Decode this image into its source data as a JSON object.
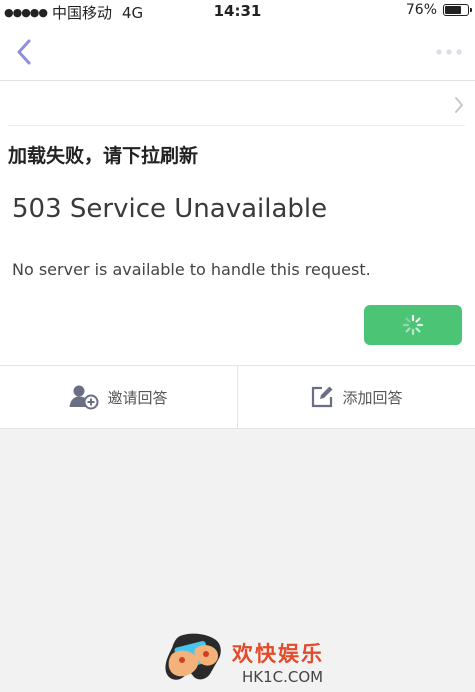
{
  "status_bar": {
    "carrier": "中国移动",
    "network": "4G",
    "time": "14:31",
    "battery": "76%",
    "battery_level": 0.76
  },
  "nav": {
    "back_icon": "chevron-left-icon",
    "more_icon": "more-dots-icon",
    "accent_color": "#8e8ed9"
  },
  "content": {
    "error_title": "加载失败，请下拉刷新",
    "error_heading": "503 Service Unavailable",
    "error_message": "No server is available to handle this request.",
    "refresh_button_color": "#4cc476",
    "refresh_icon": "spinner-icon"
  },
  "actions": {
    "invite": {
      "label": "邀请回答",
      "icon": "add-user-icon"
    },
    "add_answer": {
      "label": "添加回答",
      "icon": "edit-icon"
    }
  },
  "watermark": {
    "text": "欢快娱乐",
    "url": "HK1C.COM"
  }
}
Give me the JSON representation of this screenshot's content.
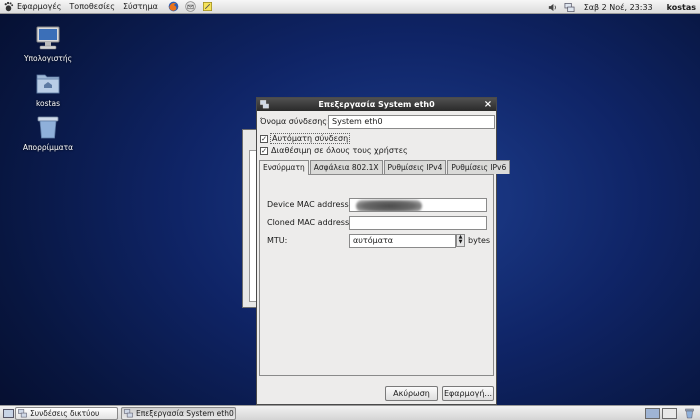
{
  "top_panel": {
    "menus": [
      "Εφαρμογές",
      "Τοποθεσίες",
      "Σύστημα"
    ],
    "launchers": [
      "firefox-icon",
      "mail-icon",
      "notes-icon"
    ],
    "clock": "Σαβ  2 Νοέ, 23:33",
    "user": "kostas"
  },
  "desktop": {
    "icons": [
      {
        "label": "Υπολογιστής",
        "icon": "computer-icon"
      },
      {
        "label": "kostas",
        "icon": "home-folder-icon"
      },
      {
        "label": "Απορρίμματα",
        "icon": "trash-icon"
      }
    ]
  },
  "dialog": {
    "title": "Επεξεργασία System eth0",
    "connection_name_label": "Όνομα σύνδεσης:",
    "connection_name_value": "System eth0",
    "auto_connect": {
      "label": "Αυτόματη σύνδεση",
      "checked": true
    },
    "all_users": {
      "label": "Διαθέσιμη σε όλους τους χρήστες",
      "checked": true
    },
    "tabs": [
      "Ενσύρματη",
      "Ασφάλεια 802.1X",
      "Ρυθμίσεις IPv4",
      "Ρυθμίσεις IPv6"
    ],
    "active_tab": "Ενσύρματη",
    "wired": {
      "device_mac_label": "Device MAC address:",
      "device_mac_value": "",
      "cloned_mac_label": "Cloned MAC address:",
      "cloned_mac_value": "",
      "mtu_label": "MTU:",
      "mtu_value": "αυτόματα",
      "mtu_unit": "bytes"
    },
    "buttons": {
      "cancel": "Ακύρωση",
      "apply": "Εφαρμογή..."
    }
  },
  "taskbar": {
    "tasks": [
      {
        "label": "Συνδέσεις δικτύου",
        "active": false
      },
      {
        "label": "Επεξεργασία System eth0",
        "active": true
      }
    ]
  },
  "colors": {
    "desktop": "#0f2466",
    "titlebar": "#2f2f2f",
    "dialog_bg": "#edeceb"
  }
}
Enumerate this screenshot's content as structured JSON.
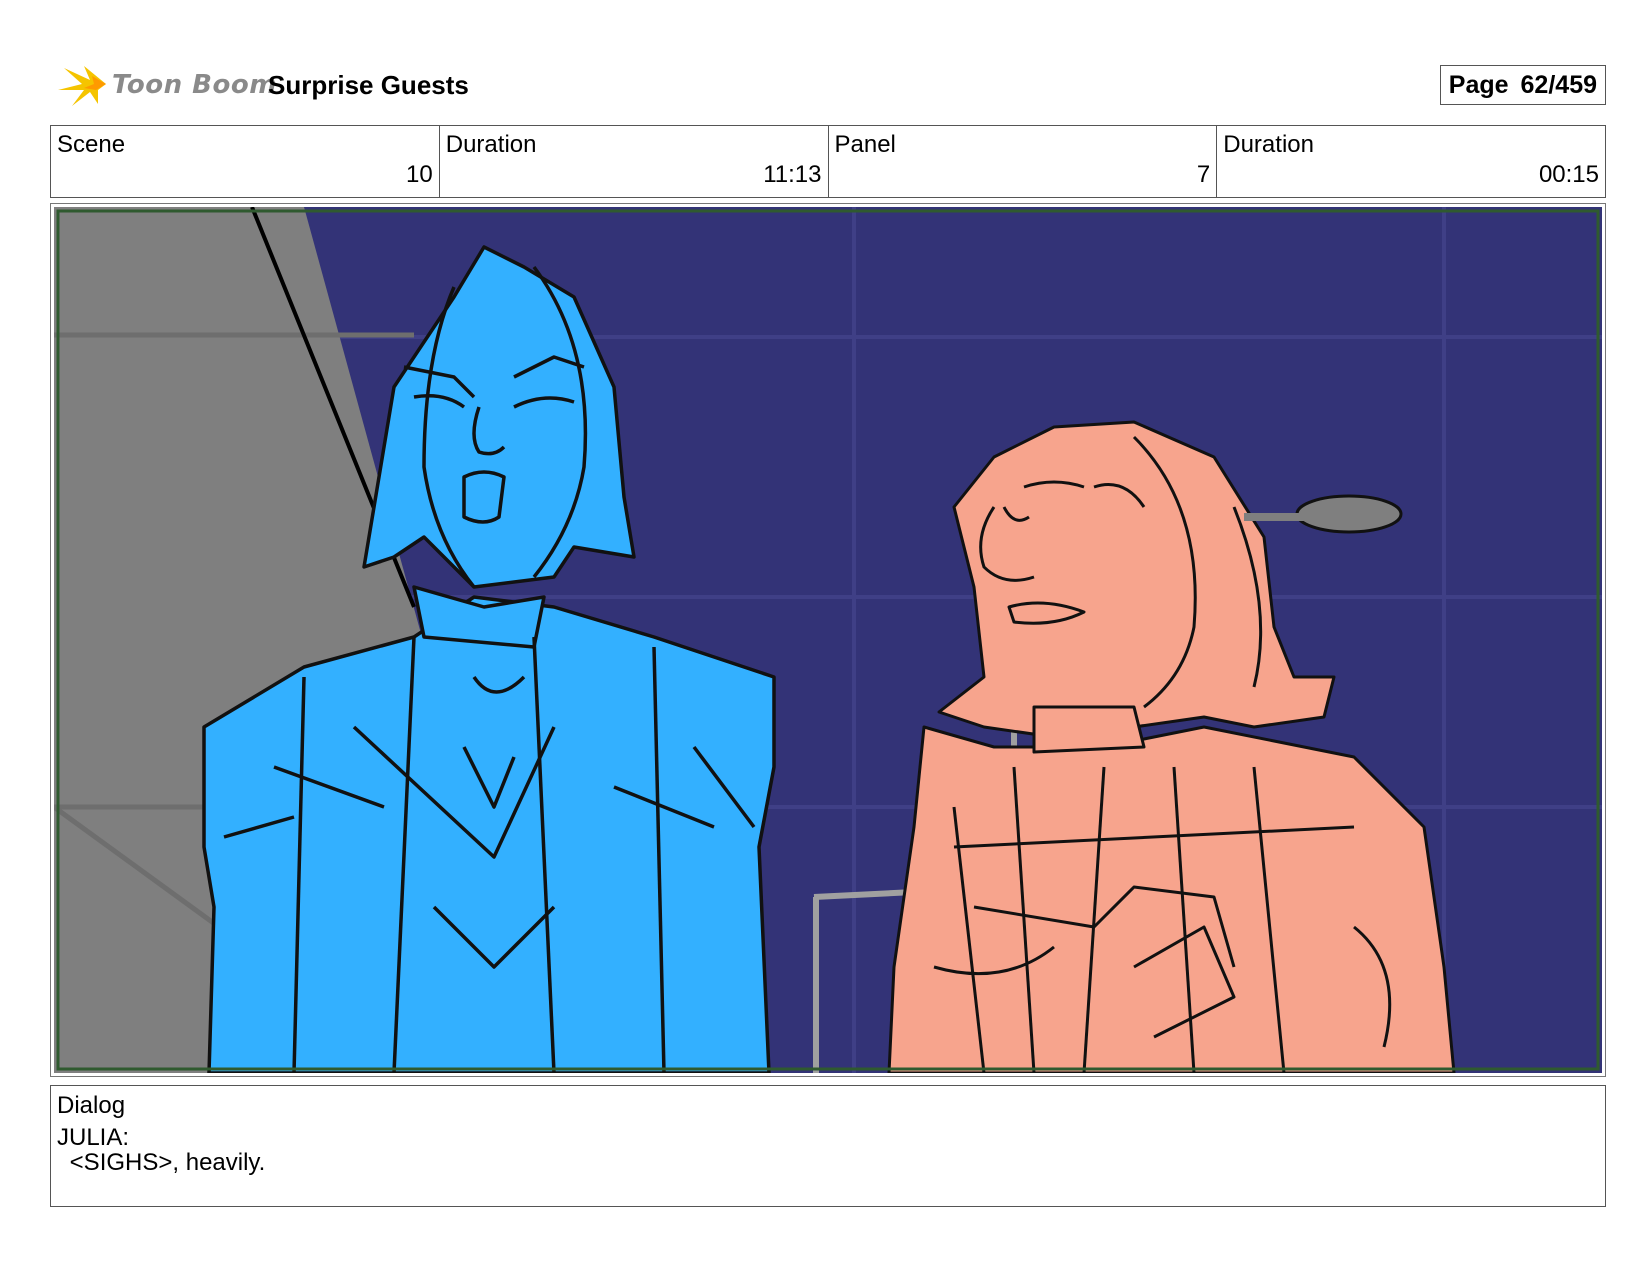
{
  "header": {
    "logo_text": "Toon Boom",
    "project_title": "Surprise Guests",
    "page_label": "Page",
    "page_number": "62/459"
  },
  "info": {
    "scene_label": "Scene",
    "scene_value": "10",
    "scene_duration_label": "Duration",
    "scene_duration_value": "11:13",
    "panel_label": "Panel",
    "panel_value": "7",
    "panel_duration_label": "Duration",
    "panel_duration_value": "00:15"
  },
  "dialog": {
    "label": "Dialog",
    "speaker": "JULIA:",
    "line": " <SIGHS>, heavily."
  },
  "colors": {
    "background_navy": "#333377",
    "wall_gray": "#7f7f7f",
    "character_blue": "#33b0ff",
    "character_peach": "#f7a48d",
    "frame_green": "#2f5a2f"
  }
}
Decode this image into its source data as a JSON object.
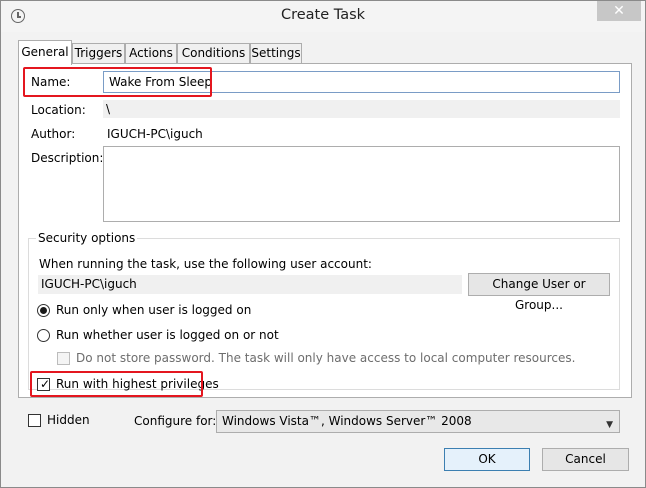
{
  "window": {
    "title": "Create Task",
    "close_glyph": "✕"
  },
  "tabs": [
    {
      "label": "General"
    },
    {
      "label": "Triggers"
    },
    {
      "label": "Actions"
    },
    {
      "label": "Conditions"
    },
    {
      "label": "Settings"
    }
  ],
  "general": {
    "name_label": "Name:",
    "name_value": "Wake From Sleep",
    "location_label": "Location:",
    "location_value": "\\",
    "author_label": "Author:",
    "author_value": "IGUCH-PC\\iguch",
    "description_label": "Description:",
    "description_value": ""
  },
  "security": {
    "title": "Security options",
    "account_prompt": "When running the task, use the following user account:",
    "account_value": "IGUCH-PC\\iguch",
    "change_button": "Change User or Group...",
    "radio_logged_on": "Run only when user is logged on",
    "radio_whether": "Run whether user is logged on or not",
    "no_store_password": "Do not store password.  The task will only have access to local computer resources.",
    "highest_privileges": "Run with highest privileges"
  },
  "footer": {
    "hidden_label": "Hidden",
    "configure_label": "Configure for:",
    "configure_value": "Windows Vista™, Windows Server™ 2008",
    "ok_button": "OK",
    "cancel_button": "Cancel"
  },
  "colors": {
    "highlight": "#e4161f",
    "focus_border": "#7a9cc6"
  }
}
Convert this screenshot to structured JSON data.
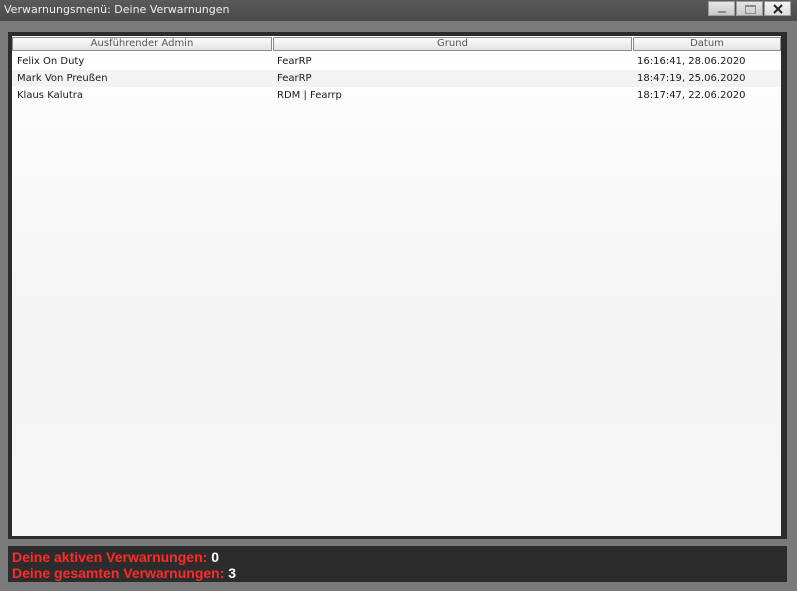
{
  "window": {
    "title": "Verwarnungsmenü: Deine Verwarnungen"
  },
  "table": {
    "columns": [
      "Ausführender Admin",
      "Grund",
      "Datum"
    ],
    "rows": [
      {
        "admin": "Felix On Duty",
        "reason": "FearRP",
        "date": "16:16:41, 28.06.2020"
      },
      {
        "admin": "Mark Von Preußen",
        "reason": "FearRP",
        "date": "18:47:19, 25.06.2020"
      },
      {
        "admin": "Klaus Kalutra",
        "reason": "RDM | Fearrp",
        "date": "18:17:47, 22.06.2020"
      }
    ]
  },
  "summary": {
    "active_label": "Deine aktiven Verwarnungen:",
    "active_count": "0",
    "total_label": "Deine gesamten Verwarnungen:",
    "total_count": "3"
  },
  "colors": {
    "label_red": "#ff2a2a",
    "value_white": "#ffffff"
  }
}
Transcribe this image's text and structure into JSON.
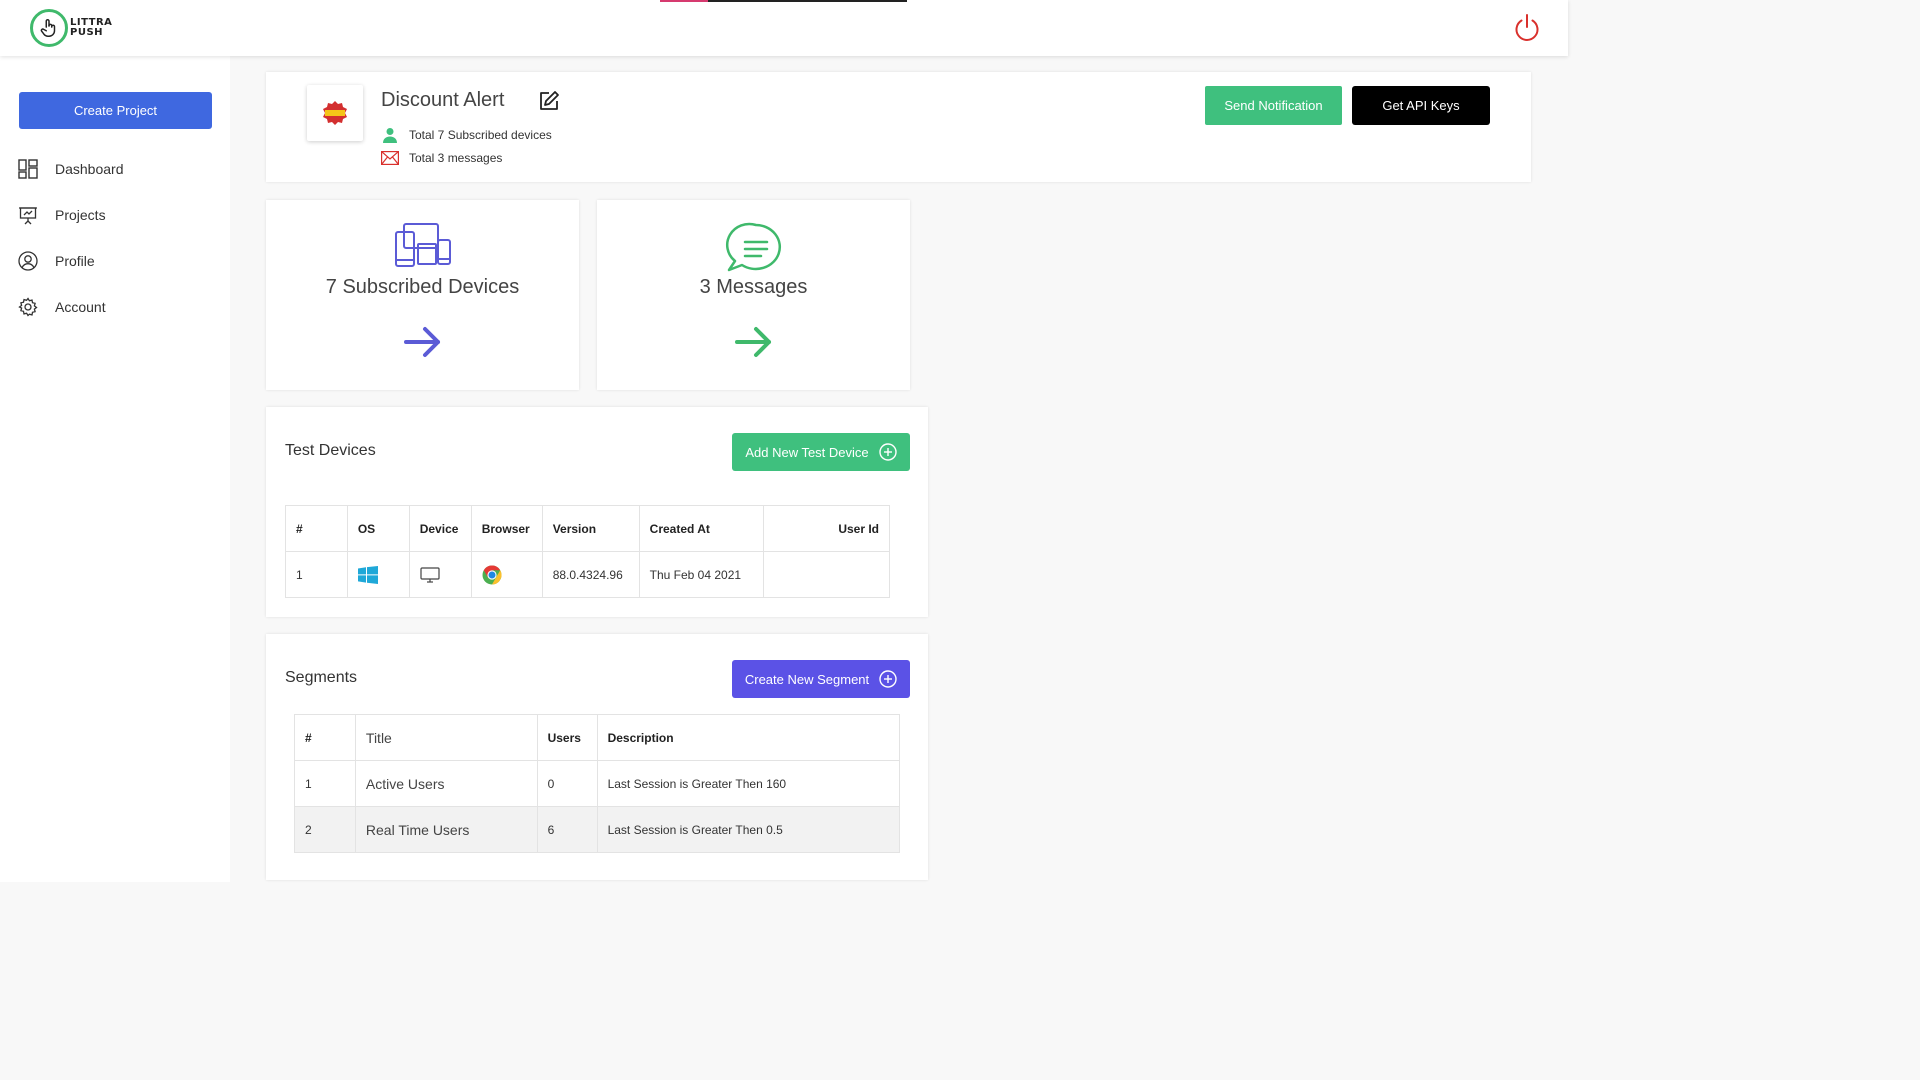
{
  "header": {
    "logo_text_line1": "LITTRA",
    "logo_text_line2": "PUSH",
    "power_icon": "power-icon"
  },
  "sidebar": {
    "create_project_label": "Create Project",
    "items": [
      {
        "label": "Dashboard",
        "icon": "dashboard-icon"
      },
      {
        "label": "Projects",
        "icon": "presentation-icon"
      },
      {
        "label": "Profile",
        "icon": "user-circle-icon"
      },
      {
        "label": "Account",
        "icon": "gear-icon"
      }
    ]
  },
  "project": {
    "title": "Discount Alert",
    "subscribed_text": "Total 7 Subscribed devices",
    "messages_text": "Total 3 messages",
    "send_notification_label": "Send Notification",
    "api_keys_label": "Get API Keys"
  },
  "stats": {
    "devices_label": "7 Subscribed Devices",
    "messages_label": "3 Messages"
  },
  "test_devices": {
    "title": "Test Devices",
    "add_label": "Add New Test Device",
    "columns": [
      "#",
      "OS",
      "Device",
      "Browser",
      "Version",
      "Created At",
      "User Id"
    ],
    "rows": [
      {
        "num": "1",
        "os_icon": "windows-icon",
        "device_icon": "desktop-icon",
        "browser_icon": "chrome-icon",
        "version": "88.0.4324.96",
        "created_at": "Thu Feb 04 2021",
        "user_id": ""
      }
    ]
  },
  "segments": {
    "title": "Segments",
    "add_label": "Create New Segment",
    "columns": [
      "#",
      "Title",
      "Users",
      "Description"
    ],
    "rows": [
      {
        "num": "1",
        "title": "Active Users",
        "users": "0",
        "description": "Last Session is Greater Then 160"
      },
      {
        "num": "2",
        "title": "Real Time Users",
        "users": "6",
        "description": "Last Session is Greater Then 0.5"
      }
    ]
  },
  "colors": {
    "primary_blue": "#3f68e0",
    "green": "#3fc07e",
    "purple_button": "#5b52e6",
    "power_red": "#d9302c"
  }
}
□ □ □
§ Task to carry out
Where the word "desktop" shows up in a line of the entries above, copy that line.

§ Exercise solution
  "desktop": {
    "desktop": "#0f2466",
        "device_icon": "desktop-icon",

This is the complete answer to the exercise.